Exercise description:
Collect each line of the entries that holds the string "count".
─── Records to use
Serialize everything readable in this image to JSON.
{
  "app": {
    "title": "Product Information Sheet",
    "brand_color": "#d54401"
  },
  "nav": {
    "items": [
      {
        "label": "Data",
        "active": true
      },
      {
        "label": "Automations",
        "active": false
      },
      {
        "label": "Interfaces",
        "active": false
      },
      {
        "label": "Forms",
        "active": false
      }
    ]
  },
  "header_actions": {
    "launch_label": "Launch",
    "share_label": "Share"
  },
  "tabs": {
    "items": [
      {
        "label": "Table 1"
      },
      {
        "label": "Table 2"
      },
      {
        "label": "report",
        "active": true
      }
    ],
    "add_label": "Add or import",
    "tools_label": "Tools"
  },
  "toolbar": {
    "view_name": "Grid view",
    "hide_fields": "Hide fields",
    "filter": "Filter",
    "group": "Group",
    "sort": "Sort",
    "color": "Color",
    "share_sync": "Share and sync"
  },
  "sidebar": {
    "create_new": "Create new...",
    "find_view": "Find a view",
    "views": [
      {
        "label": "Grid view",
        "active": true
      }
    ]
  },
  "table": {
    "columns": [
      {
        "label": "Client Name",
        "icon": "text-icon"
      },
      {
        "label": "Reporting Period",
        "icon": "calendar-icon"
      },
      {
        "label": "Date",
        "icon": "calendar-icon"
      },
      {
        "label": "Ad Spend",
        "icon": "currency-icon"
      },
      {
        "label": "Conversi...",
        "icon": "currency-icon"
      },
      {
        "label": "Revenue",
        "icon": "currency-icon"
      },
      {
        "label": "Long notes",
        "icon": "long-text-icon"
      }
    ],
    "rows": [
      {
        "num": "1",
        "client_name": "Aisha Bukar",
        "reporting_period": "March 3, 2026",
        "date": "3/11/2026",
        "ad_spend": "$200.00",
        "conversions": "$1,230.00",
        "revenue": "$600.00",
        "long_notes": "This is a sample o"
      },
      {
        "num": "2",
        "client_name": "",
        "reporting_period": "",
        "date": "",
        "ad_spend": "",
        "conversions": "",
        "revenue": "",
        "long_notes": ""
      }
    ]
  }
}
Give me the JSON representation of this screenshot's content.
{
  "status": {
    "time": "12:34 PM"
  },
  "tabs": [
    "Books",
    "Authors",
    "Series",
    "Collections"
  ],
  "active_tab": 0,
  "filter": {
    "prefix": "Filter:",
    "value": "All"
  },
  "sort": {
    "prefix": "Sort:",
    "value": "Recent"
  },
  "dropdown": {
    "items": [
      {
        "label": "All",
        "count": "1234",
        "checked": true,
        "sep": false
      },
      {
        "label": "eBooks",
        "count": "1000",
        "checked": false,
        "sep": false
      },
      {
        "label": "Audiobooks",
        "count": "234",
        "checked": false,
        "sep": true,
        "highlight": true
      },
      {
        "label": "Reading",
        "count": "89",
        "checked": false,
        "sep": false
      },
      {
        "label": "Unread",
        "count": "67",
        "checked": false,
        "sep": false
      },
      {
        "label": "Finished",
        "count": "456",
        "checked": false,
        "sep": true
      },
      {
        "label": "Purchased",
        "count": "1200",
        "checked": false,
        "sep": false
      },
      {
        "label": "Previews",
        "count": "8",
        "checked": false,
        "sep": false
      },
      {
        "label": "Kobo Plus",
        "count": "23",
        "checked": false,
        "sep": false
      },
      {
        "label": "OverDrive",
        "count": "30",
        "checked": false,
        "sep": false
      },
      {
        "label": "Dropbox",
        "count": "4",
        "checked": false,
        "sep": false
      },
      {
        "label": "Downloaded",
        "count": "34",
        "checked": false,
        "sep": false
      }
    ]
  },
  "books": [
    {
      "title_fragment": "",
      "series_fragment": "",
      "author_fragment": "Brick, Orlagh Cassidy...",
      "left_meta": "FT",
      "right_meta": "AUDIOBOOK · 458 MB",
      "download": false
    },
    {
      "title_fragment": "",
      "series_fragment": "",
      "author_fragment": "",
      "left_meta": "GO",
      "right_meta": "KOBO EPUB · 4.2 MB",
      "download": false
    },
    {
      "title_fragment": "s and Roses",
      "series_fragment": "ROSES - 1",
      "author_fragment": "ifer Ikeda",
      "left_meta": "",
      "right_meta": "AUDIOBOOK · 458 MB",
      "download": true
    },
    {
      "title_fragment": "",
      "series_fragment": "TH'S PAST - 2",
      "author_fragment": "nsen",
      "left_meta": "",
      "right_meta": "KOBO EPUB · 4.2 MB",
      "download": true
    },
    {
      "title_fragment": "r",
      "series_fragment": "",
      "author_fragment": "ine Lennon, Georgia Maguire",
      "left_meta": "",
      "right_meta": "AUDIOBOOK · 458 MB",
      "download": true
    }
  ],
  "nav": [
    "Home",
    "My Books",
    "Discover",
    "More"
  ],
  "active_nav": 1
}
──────
Task response:
        "count": "1234",
        "count": "1000",
        "count": "234",
        "count": "89",
        "count": "67",
        "count": "456",
        "count": "1200",
        "count": "8",
        "count": "23",
        "count": "30",
        "count": "4",
        "count": "34",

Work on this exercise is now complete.